◆ **Work request**:
Output the records in full, exactly as given.
◆ ◆ ◆
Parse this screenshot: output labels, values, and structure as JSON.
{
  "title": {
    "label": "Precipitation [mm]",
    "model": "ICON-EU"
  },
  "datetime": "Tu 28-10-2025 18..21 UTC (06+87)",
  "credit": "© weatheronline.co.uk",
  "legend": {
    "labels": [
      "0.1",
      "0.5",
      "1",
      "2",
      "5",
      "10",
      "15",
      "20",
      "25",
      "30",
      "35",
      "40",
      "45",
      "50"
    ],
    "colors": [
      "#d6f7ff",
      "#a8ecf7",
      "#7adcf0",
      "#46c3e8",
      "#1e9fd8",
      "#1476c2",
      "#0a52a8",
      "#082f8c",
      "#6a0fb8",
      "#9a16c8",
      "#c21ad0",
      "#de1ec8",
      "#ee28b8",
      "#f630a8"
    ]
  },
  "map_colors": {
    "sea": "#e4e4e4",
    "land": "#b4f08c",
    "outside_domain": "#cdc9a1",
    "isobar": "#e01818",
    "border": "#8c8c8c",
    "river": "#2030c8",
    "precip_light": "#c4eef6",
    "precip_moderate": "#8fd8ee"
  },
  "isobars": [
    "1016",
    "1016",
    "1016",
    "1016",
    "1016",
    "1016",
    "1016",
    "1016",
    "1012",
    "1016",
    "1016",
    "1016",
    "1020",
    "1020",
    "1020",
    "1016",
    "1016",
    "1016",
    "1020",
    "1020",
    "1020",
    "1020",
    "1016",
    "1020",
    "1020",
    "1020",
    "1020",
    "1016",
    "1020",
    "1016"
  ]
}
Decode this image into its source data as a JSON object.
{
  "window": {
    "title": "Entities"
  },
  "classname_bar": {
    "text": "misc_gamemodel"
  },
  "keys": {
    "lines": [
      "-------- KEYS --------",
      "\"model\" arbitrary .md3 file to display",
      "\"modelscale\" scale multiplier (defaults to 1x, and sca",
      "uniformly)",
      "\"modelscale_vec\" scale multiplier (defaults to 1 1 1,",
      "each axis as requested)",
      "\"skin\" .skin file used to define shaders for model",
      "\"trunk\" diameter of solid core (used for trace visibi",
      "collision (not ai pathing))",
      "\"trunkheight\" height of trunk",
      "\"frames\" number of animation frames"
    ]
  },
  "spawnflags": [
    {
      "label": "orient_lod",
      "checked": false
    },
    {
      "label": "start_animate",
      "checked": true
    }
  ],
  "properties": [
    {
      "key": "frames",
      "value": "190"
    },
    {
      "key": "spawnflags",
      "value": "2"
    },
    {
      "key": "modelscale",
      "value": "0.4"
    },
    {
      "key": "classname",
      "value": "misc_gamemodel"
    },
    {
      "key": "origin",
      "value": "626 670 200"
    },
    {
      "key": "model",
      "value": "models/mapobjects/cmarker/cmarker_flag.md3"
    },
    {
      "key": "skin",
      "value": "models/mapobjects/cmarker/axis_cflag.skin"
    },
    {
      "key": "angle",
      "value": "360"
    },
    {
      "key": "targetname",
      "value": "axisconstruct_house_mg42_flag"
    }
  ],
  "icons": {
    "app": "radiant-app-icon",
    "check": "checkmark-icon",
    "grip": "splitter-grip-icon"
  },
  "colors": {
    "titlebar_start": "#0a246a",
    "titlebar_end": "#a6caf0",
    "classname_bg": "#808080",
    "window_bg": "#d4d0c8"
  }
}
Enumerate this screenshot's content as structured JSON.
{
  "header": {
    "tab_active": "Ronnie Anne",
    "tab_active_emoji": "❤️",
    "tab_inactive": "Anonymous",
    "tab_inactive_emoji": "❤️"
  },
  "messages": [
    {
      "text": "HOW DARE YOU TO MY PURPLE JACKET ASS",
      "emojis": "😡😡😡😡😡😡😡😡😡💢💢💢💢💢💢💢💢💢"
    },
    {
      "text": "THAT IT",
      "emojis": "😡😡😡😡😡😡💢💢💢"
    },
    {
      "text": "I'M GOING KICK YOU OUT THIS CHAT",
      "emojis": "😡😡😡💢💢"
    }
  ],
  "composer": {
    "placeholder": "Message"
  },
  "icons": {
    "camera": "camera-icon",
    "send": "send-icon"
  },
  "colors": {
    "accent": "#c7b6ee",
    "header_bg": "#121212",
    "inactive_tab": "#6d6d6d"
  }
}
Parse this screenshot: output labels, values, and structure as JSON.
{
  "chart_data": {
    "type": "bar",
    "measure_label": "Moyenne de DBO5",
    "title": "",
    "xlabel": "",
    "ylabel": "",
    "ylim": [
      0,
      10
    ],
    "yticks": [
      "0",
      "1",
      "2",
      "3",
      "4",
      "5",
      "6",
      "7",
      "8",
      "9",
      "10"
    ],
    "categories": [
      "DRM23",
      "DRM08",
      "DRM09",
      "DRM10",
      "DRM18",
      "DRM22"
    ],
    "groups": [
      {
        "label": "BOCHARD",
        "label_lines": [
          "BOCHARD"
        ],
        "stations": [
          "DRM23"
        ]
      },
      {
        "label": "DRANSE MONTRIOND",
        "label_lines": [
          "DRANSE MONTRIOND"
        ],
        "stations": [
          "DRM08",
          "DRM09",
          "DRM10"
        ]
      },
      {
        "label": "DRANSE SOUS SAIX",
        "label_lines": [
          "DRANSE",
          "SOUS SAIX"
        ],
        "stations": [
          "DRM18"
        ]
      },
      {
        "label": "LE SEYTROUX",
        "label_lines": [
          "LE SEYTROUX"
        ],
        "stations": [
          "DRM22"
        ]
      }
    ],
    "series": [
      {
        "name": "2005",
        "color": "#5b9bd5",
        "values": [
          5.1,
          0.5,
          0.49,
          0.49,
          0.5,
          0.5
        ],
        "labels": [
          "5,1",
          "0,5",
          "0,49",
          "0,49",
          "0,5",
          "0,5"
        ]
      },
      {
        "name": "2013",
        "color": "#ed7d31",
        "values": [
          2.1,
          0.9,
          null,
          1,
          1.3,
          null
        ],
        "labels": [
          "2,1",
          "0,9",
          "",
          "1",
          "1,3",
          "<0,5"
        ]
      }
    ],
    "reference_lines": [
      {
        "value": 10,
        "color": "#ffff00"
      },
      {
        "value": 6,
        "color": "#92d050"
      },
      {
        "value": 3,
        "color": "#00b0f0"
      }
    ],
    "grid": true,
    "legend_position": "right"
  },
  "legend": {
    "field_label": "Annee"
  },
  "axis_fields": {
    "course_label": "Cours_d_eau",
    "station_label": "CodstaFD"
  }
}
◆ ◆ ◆
◆ **Answer for the task**:
Parse this screenshot: output labels, values, and structure as JSON.
{
  "title": {
    "label": "Precipitation [mm]",
    "model": "ICON-EU"
  },
  "datetime": "Tu 28-10-2025 18..21 UTC (06+87)",
  "credit": "© weatheronline.co.uk",
  "legend": {
    "labels": [
      "0.1",
      "0.5",
      "1",
      "2",
      "5",
      "10",
      "15",
      "20",
      "25",
      "30",
      "35",
      "40",
      "45",
      "50"
    ],
    "colors": [
      "#d6f7ff",
      "#a8ecf7",
      "#7adcf0",
      "#46c3e8",
      "#1e9fd8",
      "#1476c2",
      "#0a52a8",
      "#082f8c",
      "#6a0fb8",
      "#9a16c8",
      "#c21ad0",
      "#de1ec8",
      "#ee28b8",
      "#f630a8"
    ]
  },
  "map_colors": {
    "sea": "#e4e4e4",
    "land": "#b4f08c",
    "outside_domain": "#cdc9a1",
    "isobar": "#e01818",
    "border": "#8c8c8c",
    "river": "#2030c8",
    "precip_light": "#c4eef6",
    "precip_moderate": "#8fd8ee"
  },
  "isobars": [
    "1016",
    "1016",
    "1016",
    "1016",
    "1016",
    "1016",
    "1016",
    "1016",
    "1012",
    "1016",
    "1016",
    "1016",
    "1020",
    "1020",
    "1020",
    "1016",
    "1016",
    "1016",
    "1020",
    "1020",
    "1020",
    "1020",
    "1016",
    "1020",
    "1020",
    "1020",
    "1020",
    "1016",
    "1020",
    "1016"
  ]
}
Decode this image into its source data as a JSON object.
{
  "window": {
    "title": "Entities"
  },
  "classname_bar": {
    "text": "misc_gamemodel"
  },
  "keys": {
    "lines": [
      "-------- KEYS --------",
      "\"model\" arbitrary .md3 file to display",
      "\"modelscale\" scale multiplier (defaults to 1x, and sca",
      "uniformly)",
      "\"modelscale_vec\" scale multiplier (defaults to 1 1 1,",
      "each axis as requested)",
      "\"skin\" .skin file used to define shaders for model",
      "\"trunk\" diameter of solid core (used for trace visibi",
      "collision (not ai pathing))",
      "\"trunkheight\" height of trunk",
      "\"frames\" number of animation frames"
    ]
  },
  "spawnflags": [
    {
      "label": "orient_lod",
      "checked": false
    },
    {
      "label": "start_animate",
      "checked": true
    }
  ],
  "properties": [
    {
      "key": "frames",
      "value": "190"
    },
    {
      "key": "spawnflags",
      "value": "2"
    },
    {
      "key": "modelscale",
      "value": "0.4"
    },
    {
      "key": "classname",
      "value": "misc_gamemodel"
    },
    {
      "key": "origin",
      "value": "626 670 200"
    },
    {
      "key": "model",
      "value": "models/mapobjects/cmarker/cmarker_flag.md3"
    },
    {
      "key": "skin",
      "value": "models/mapobjects/cmarker/axis_cflag.skin"
    },
    {
      "key": "angle",
      "value": "360"
    },
    {
      "key": "targetname",
      "value": "axisconstruct_house_mg42_flag"
    }
  ],
  "icons": {
    "app": "radiant-app-icon",
    "check": "checkmark-icon",
    "grip": "splitter-grip-icon"
  },
  "colors": {
    "titlebar_start": "#0a246a",
    "titlebar_end": "#a6caf0",
    "classname_bg": "#808080",
    "window_bg": "#d4d0c8"
  }
}
Enumerate this screenshot's content as structured JSON.
{
  "header": {
    "tab_active": "Ronnie Anne",
    "tab_active_emoji": "❤️",
    "tab_inactive": "Anonymous",
    "tab_inactive_emoji": "❤️"
  },
  "messages": [
    {
      "text": "HOW DARE YOU TO MY PURPLE JACKET ASS",
      "emojis": "😡😡😡😡😡😡😡😡😡💢💢💢💢💢💢💢💢💢"
    },
    {
      "text": "THAT IT",
      "emojis": "😡😡😡😡😡😡💢💢💢"
    },
    {
      "text": "I'M GOING KICK YOU OUT THIS CHAT",
      "emojis": "😡😡😡💢💢"
    }
  ],
  "composer": {
    "placeholder": "Message"
  },
  "icons": {
    "camera": "camera-icon",
    "send": "send-icon"
  },
  "colors": {
    "accent": "#c7b6ee",
    "header_bg": "#121212",
    "inactive_tab": "#6d6d6d"
  }
}
Parse this screenshot: output labels, values, and structure as JSON.
{
  "chart_data": {
    "type": "bar",
    "measure_label": "Moyenne de DBO5",
    "title": "",
    "xlabel": "",
    "ylabel": "",
    "ylim": [
      0,
      10
    ],
    "yticks": [
      "0",
      "1",
      "2",
      "3",
      "4",
      "5",
      "6",
      "7",
      "8",
      "9",
      "10"
    ],
    "categories": [
      "DRM23",
      "DRM08",
      "DRM09",
      "DRM10",
      "DRM18",
      "DRM22"
    ],
    "groups": [
      {
        "label": "BOCHARD",
        "label_lines": [
          "BOCHARD"
        ],
        "stations": [
          "DRM23"
        ]
      },
      {
        "label": "DRANSE MONTRIOND",
        "label_lines": [
          "DRANSE MONTRIOND"
        ],
        "stations": [
          "DRM08",
          "DRM09",
          "DRM10"
        ]
      },
      {
        "label": "DRANSE SOUS SAIX",
        "label_lines": [
          "DRANSE",
          "SOUS SAIX"
        ],
        "stations": [
          "DRM18"
        ]
      },
      {
        "label": "LE SEYTROUX",
        "label_lines": [
          "LE SEYTROUX"
        ],
        "stations": [
          "DRM22"
        ]
      }
    ],
    "series": [
      {
        "name": "2005",
        "color": "#5b9bd5",
        "values": [
          5.1,
          0.5,
          0.49,
          0.49,
          0.5,
          0.5
        ],
        "labels": [
          "5,1",
          "0,5",
          "0,49",
          "0,49",
          "0,5",
          "0,5"
        ]
      },
      {
        "name": "2013",
        "color": "#ed7d31",
        "values": [
          2.1,
          0.9,
          null,
          1,
          1.3,
          null
        ],
        "labels": [
          "2,1",
          "0,9",
          "",
          "1",
          "1,3",
          "<0,5"
        ]
      }
    ],
    "reference_lines": [
      {
        "value": 10,
        "color": "#ffff00"
      },
      {
        "value": 6,
        "color": "#92d050"
      },
      {
        "value": 3,
        "color": "#00b0f0"
      }
    ],
    "grid": true,
    "legend_position": "right"
  },
  "legend": {
    "field_label": "Annee"
  },
  "axis_fields": {
    "course_label": "Cours_d_eau",
    "station_label": "CodstaFD"
  }
}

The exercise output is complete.